# [Data provided]
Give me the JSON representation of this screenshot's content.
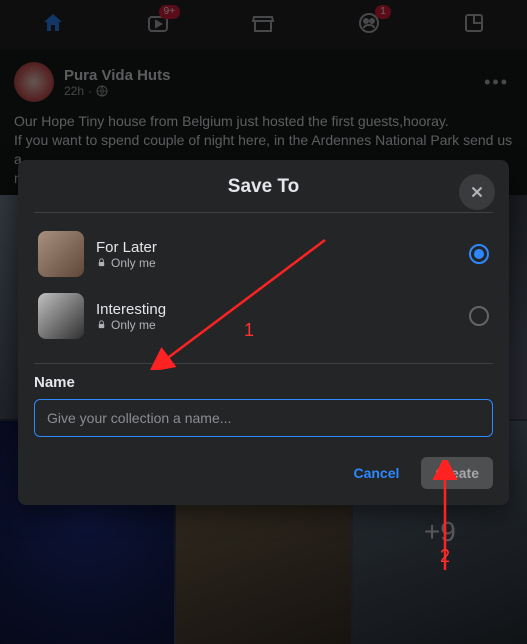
{
  "nav": {
    "video_badge": "9+",
    "group_badge": "1"
  },
  "post": {
    "authorName": "Pura Vida Huts",
    "time": "22h",
    "text1": "Our Hope Tiny house from Belgium just hosted the first guests,hooray.",
    "text2": "If you want to spend couple of night here, in the Ardennes National Park send us a",
    "text3": "n",
    "moreCount": "+9"
  },
  "modal": {
    "title": "Save To",
    "collections": [
      {
        "name": "For Later",
        "privacy": "Only me",
        "selected": true
      },
      {
        "name": "Interesting",
        "privacy": "Only me",
        "selected": false
      }
    ],
    "nameLabel": "Name",
    "placeholder": "Give your collection a name...",
    "cancelLabel": "Cancel",
    "createLabel": "Create"
  },
  "annotations": {
    "label1": "1",
    "label2": "2"
  }
}
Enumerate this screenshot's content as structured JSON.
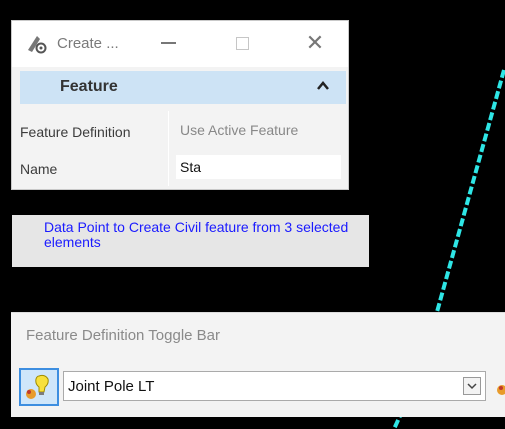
{
  "dialog": {
    "title": "Create ...",
    "section_title": "Feature",
    "rows": [
      {
        "label": "Feature Definition",
        "value": "Use Active Feature"
      },
      {
        "label": "Name",
        "value": "Sta"
      }
    ]
  },
  "prompt": {
    "text": "Data Point to Create Civil feature from 3 selected elements"
  },
  "toggle_bar": {
    "title": "Feature Definition Toggle Bar",
    "selected": "Joint Pole LT"
  },
  "colors": {
    "canvas": "#000000",
    "line": "#2ee6e6",
    "prompt_text": "#1a1aff",
    "header": "#cde3f5"
  }
}
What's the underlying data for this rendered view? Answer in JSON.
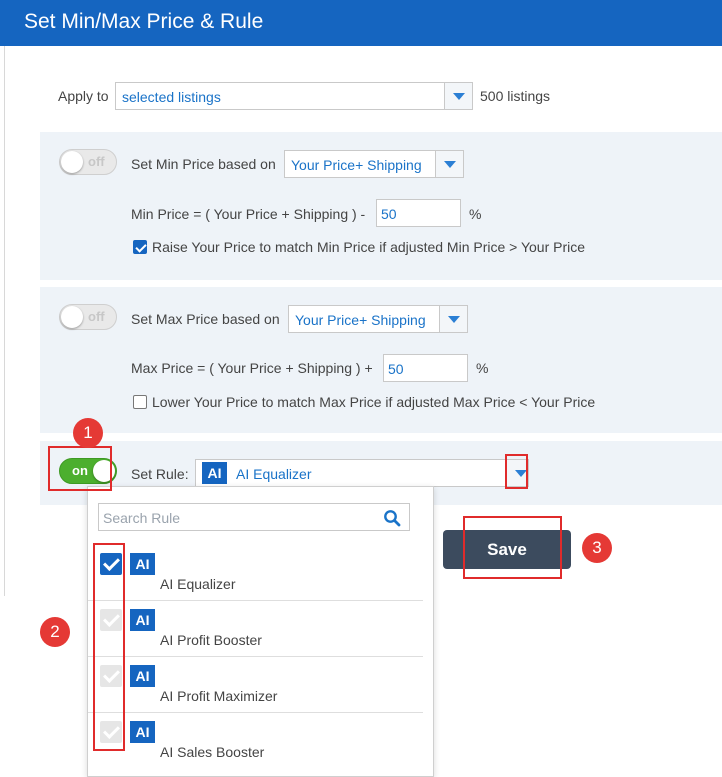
{
  "header": {
    "title": "Set Min/Max Price & Rule"
  },
  "apply": {
    "label": "Apply to",
    "selected": "selected listings",
    "count_text": "500 listings"
  },
  "min_panel": {
    "toggle_text": "off",
    "label": "Set Min Price based on",
    "basis": "Your Price+ Shipping",
    "formula": "Min Price = ( Your Price + Shipping ) -",
    "value": "50",
    "unit": "%",
    "checkbox_label": "Raise Your Price to match Min Price if adjusted Min Price > Your Price",
    "checkbox_checked": true
  },
  "max_panel": {
    "toggle_text": "off",
    "label": "Set Max Price based on",
    "basis": "Your Price+ Shipping",
    "formula": "Max Price = ( Your Price + Shipping ) +",
    "value": "50",
    "unit": "%",
    "checkbox_label": "Lower Your Price to match Max Price if adjusted Max Price < Your Price",
    "checkbox_checked": false
  },
  "rule_panel": {
    "toggle_text": "on",
    "label": "Set Rule:",
    "badge": "AI",
    "selected": "AI Equalizer"
  },
  "dropdown": {
    "search_placeholder": "Search Rule",
    "items": [
      {
        "badge": "AI",
        "name": "AI Equalizer",
        "checked": true
      },
      {
        "badge": "AI",
        "name": "AI Profit Booster",
        "checked": false
      },
      {
        "badge": "AI",
        "name": "AI Profit Maximizer",
        "checked": false
      },
      {
        "badge": "AI",
        "name": "AI Sales Booster",
        "checked": false
      }
    ]
  },
  "save_label": "Save",
  "markers": [
    "1",
    "2",
    "3"
  ],
  "colors": {
    "header": "#1565c0",
    "toggle_on": "#4caf2e",
    "save": "#3c4b5e",
    "annotation": "#e02b2b"
  }
}
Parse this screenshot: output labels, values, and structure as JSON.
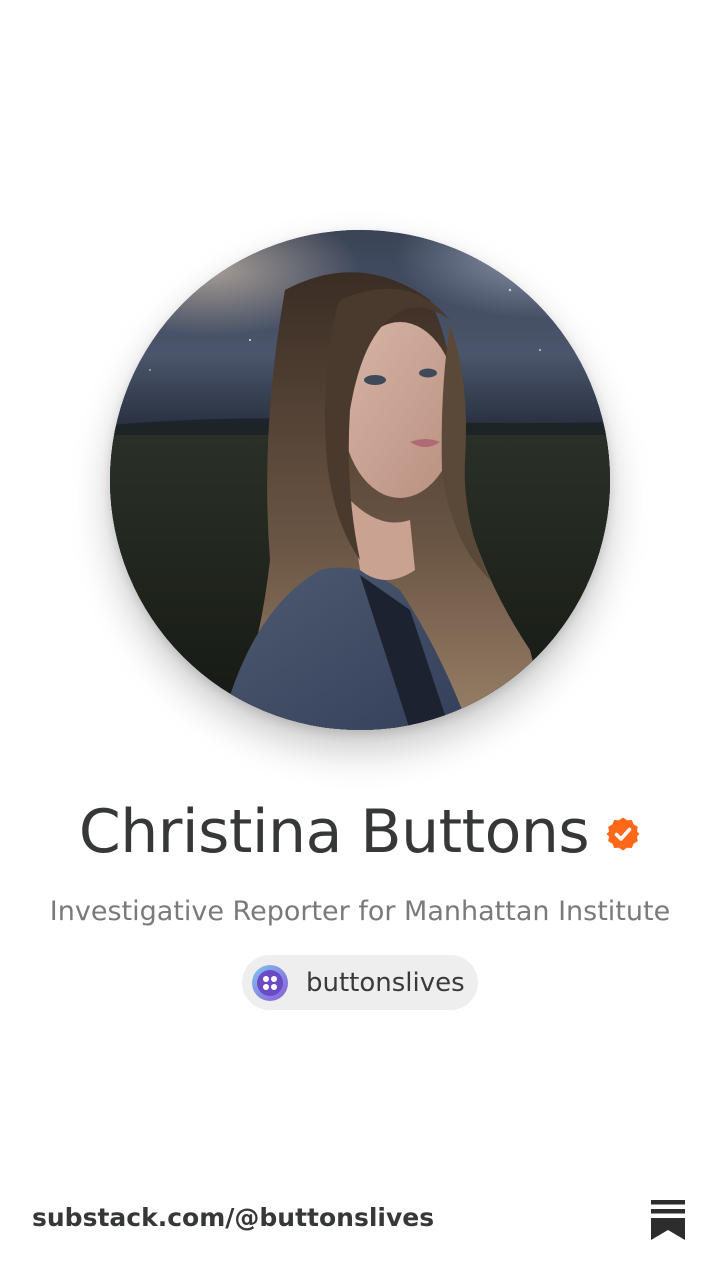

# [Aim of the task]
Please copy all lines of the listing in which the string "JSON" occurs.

# [Answer below]
Give me the JSON representation of this screenshot's content.
Enumerate this screenshot's content as structured JSON.
What's the underlying data for this rendered view? Answer in JSON.
Parse this screenshot: output labels, values, and structure as JSON.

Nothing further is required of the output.